• Data excerpts
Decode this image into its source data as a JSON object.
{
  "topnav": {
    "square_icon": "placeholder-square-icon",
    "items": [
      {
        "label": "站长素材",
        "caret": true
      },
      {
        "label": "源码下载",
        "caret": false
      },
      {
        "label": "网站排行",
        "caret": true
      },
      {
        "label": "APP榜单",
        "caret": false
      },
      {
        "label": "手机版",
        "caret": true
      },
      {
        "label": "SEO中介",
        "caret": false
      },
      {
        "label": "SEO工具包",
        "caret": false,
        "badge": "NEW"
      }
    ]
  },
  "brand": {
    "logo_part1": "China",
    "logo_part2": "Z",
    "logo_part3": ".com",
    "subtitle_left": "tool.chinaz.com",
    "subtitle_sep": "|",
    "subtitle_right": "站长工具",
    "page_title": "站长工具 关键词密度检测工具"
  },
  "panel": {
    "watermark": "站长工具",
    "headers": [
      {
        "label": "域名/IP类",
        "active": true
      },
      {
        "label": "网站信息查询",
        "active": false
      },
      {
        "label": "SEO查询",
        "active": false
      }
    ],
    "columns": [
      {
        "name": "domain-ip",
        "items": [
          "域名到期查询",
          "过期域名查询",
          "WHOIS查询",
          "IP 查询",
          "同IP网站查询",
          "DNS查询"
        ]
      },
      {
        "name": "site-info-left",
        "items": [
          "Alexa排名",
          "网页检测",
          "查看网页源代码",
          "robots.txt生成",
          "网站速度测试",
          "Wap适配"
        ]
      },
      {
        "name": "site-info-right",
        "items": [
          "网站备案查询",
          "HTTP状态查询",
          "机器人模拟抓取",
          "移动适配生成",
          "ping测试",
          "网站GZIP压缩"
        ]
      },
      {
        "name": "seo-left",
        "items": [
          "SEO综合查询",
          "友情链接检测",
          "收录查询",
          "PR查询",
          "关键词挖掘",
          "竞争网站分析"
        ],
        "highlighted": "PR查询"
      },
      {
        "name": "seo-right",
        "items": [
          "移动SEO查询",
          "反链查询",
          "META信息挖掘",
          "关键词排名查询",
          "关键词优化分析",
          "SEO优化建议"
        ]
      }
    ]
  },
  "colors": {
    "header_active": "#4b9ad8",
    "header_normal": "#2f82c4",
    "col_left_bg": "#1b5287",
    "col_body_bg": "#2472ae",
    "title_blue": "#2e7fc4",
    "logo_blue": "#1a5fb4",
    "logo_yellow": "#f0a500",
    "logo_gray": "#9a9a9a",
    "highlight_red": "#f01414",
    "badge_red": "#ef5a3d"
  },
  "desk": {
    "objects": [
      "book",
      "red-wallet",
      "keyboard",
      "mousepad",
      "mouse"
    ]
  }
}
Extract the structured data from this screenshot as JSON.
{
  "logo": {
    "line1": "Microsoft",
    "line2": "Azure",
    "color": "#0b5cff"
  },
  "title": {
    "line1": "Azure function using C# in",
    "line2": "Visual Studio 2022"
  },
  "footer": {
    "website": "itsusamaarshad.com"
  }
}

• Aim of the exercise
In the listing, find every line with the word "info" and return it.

• Finished task
        "name": "site-info-left",
        "name": "site-info-right",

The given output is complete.